After his wife of only four years had died of cancer, C. S. Lewis said, “If only I could bear it, or the worst of it, or any of it, instead of her…But is it ever allowed?  It was allowed to One, we are told, and I find I can now believe again, that He has done vicariously whatever can be so done.  He replies to our babble, ‘You cannot and you dare not. I could and dared.’”

And so we find that perhaps, after all, it does not matter why.  It does not matter whence came the hard thing or even that it may be painfully hard.  If God ever had to prove anything, at the cross He proved His love, His promise to work for the best of all He created.
It is not a bad thing to seek for the why’s and how’s and from where’s.  God is able to handle our questions, our fears.  Yet if we never get any answers, if we never know the reasons, if we never understand, then we who have chosen to follow Christ, who have allowed Jesus to be the Lord of our lives, we who have embraced His sacrifice of love…
We aren’t let off following the signs.

Sketch is Rembrandt’s The Three Crosses

Stomach Doubt

Sometimes it is a hiding in the two a.m. darkness.


Sometimes it is a wrestling with something only partly known.


Sometimes it is a stumbling around in the dusk that is almost nightfall.

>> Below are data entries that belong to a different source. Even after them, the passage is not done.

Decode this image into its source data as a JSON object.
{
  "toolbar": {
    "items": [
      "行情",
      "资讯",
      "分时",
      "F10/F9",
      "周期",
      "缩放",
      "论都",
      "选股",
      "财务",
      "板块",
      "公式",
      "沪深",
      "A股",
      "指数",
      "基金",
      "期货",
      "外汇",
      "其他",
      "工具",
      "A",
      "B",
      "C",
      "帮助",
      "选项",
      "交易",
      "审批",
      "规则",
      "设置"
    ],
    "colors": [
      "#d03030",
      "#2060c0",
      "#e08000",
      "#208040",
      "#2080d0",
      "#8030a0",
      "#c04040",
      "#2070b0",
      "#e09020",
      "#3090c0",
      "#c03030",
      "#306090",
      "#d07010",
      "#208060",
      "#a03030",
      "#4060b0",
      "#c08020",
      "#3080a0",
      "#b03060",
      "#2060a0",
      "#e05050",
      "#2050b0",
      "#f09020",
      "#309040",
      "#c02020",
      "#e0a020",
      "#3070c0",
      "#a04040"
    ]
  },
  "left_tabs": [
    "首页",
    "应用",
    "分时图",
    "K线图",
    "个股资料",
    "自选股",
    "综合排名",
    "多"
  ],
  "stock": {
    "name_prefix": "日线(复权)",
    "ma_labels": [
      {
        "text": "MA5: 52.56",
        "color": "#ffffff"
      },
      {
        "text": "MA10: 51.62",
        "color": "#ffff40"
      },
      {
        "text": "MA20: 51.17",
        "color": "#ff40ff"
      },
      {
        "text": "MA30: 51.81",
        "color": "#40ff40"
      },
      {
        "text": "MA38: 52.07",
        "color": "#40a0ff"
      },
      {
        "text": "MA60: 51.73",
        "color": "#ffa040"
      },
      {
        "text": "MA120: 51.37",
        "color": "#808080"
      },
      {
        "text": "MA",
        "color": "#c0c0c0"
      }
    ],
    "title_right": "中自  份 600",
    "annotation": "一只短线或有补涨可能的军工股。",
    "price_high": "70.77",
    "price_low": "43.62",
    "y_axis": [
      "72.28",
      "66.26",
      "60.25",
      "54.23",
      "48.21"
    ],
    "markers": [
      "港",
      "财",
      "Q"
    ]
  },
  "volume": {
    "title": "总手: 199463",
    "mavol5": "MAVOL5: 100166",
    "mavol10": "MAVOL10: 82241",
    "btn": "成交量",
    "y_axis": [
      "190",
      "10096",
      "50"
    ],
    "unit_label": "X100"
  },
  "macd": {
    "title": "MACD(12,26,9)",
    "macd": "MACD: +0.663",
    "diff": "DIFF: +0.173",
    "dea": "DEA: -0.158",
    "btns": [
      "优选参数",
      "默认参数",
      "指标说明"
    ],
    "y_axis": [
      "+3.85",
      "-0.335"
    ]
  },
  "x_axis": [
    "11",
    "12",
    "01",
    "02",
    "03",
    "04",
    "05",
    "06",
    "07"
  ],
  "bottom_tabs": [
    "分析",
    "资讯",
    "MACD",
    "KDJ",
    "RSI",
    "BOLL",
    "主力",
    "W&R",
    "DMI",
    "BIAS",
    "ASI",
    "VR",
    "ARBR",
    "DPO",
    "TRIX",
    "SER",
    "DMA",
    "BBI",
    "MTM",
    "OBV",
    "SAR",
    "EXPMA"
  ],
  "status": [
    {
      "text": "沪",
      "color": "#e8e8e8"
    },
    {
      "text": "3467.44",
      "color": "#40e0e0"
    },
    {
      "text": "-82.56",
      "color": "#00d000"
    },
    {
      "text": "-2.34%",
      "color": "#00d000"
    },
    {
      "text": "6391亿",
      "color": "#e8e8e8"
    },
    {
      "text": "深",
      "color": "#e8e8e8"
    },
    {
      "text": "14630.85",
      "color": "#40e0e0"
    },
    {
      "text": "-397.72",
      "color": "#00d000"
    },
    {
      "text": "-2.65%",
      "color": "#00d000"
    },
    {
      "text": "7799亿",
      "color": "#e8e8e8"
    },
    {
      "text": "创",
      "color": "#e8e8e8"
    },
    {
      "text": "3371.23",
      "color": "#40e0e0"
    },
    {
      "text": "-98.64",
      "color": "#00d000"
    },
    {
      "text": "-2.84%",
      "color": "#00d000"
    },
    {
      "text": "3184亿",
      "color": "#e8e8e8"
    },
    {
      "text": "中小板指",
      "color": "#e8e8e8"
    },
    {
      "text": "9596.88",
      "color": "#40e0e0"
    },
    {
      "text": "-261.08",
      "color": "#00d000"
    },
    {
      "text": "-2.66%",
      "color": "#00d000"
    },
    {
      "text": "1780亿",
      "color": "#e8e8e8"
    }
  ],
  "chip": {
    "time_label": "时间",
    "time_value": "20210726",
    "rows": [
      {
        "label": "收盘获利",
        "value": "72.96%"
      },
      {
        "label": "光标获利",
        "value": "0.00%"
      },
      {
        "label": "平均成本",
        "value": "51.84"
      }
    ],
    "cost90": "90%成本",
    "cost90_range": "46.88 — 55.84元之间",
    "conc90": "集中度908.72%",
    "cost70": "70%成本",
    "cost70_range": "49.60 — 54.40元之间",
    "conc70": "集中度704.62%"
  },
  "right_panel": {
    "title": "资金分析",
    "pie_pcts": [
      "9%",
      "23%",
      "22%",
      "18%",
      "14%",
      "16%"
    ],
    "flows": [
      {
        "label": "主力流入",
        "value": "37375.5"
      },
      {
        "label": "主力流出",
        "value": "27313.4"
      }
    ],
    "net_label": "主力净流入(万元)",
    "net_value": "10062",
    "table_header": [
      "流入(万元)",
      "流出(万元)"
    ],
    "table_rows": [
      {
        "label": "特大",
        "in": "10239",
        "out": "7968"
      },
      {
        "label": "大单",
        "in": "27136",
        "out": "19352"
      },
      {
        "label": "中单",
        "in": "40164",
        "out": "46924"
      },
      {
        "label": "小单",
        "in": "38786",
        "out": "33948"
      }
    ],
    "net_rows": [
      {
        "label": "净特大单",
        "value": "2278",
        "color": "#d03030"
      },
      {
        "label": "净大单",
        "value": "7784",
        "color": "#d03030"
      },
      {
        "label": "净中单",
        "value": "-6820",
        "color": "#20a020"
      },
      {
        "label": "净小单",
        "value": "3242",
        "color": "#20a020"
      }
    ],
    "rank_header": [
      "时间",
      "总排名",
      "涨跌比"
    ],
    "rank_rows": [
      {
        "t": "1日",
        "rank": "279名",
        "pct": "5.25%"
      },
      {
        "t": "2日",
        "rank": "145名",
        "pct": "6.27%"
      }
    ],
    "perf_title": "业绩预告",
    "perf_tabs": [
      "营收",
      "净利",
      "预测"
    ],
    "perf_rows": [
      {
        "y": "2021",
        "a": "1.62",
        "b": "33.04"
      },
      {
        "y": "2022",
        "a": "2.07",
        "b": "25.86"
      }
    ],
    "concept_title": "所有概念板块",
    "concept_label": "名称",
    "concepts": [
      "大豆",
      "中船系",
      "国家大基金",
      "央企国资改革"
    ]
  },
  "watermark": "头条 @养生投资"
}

It is a doubt about God that is common to all who are awake and alive.  Whether you believe in God and at times doubt His existence or you disbelieve in God and at times doubt His absence, it is an experience of humanity.
Frederick Buechner speaks of head doubt and stomach doubt.
Head doubt can happen at any time and about anything at all.  I can doubt the existence of God, the true fabric of reality, even the evidence of my own senses if the mood is right.  When these doubts descend, I usually keep living my life as I have been living, continue to act as though I still believe, and in the end it eventually comes out right.
I have never experienced stomach doubt.  Perhaps only those who whose faith is the strongest, the saints among us, have experienced this kind of doubt.
I believe that Jesus did.  When He cried out “My God, my God, why hast Thou forsaken me?”  I believe that He was engulfed in stomach doubt.  He had, as Buechner said, “looked into the abyss itself and found there a darkness that spiritually, viscerally, totally engulfed Him.”


I don’t know that I am strong enough to withstand that kind of doubt.


It seems hard to pray that someday I might be.